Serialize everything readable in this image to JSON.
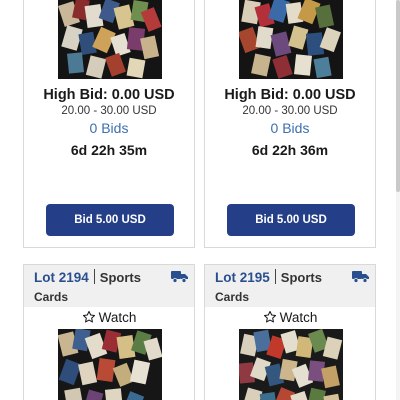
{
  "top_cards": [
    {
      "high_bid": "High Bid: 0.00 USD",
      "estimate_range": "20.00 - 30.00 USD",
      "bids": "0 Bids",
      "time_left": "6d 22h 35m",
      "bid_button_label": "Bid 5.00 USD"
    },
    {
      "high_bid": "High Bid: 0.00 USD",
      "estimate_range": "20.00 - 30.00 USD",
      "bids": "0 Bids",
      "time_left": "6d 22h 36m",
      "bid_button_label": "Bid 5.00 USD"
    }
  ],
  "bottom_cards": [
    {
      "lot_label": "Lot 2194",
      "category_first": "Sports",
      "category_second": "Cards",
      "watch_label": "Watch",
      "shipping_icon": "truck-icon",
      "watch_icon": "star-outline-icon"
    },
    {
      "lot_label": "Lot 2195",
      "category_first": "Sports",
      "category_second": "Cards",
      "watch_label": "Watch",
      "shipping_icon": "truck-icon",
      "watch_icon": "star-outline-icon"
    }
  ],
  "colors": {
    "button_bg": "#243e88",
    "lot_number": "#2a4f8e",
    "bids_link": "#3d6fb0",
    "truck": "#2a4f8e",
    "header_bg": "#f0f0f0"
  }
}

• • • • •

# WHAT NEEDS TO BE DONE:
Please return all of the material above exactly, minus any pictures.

# THE COMPLETED TASK:
Serialize everything readable in this image to JSON.
{
  "top_cards": [
    {
      "high_bid": "High Bid: 0.00 USD",
      "estimate_range": "20.00 - 30.00 USD",
      "bids": "0 Bids",
      "time_left": "6d 22h 35m",
      "bid_button_label": "Bid 5.00 USD"
    },
    {
      "high_bid": "High Bid: 0.00 USD",
      "estimate_range": "20.00 - 30.00 USD",
      "bids": "0 Bids",
      "time_left": "6d 22h 36m",
      "bid_button_label": "Bid 5.00 USD"
    }
  ],
  "bottom_cards": [
    {
      "lot_label": "Lot 2194",
      "category_first": "Sports",
      "category_second": "Cards",
      "watch_label": "Watch",
      "shipping_icon": "truck-icon",
      "watch_icon": "star-outline-icon"
    },
    {
      "lot_label": "Lot 2195",
      "category_first": "Sports",
      "category_second": "Cards",
      "watch_label": "Watch",
      "shipping_icon": "truck-icon",
      "watch_icon": "star-outline-icon"
    }
  ],
  "colors": {
    "button_bg": "#243e88",
    "lot_number": "#2a4f8e",
    "bids_link": "#3d6fb0",
    "truck": "#2a4f8e",
    "header_bg": "#f0f0f0"
  }
}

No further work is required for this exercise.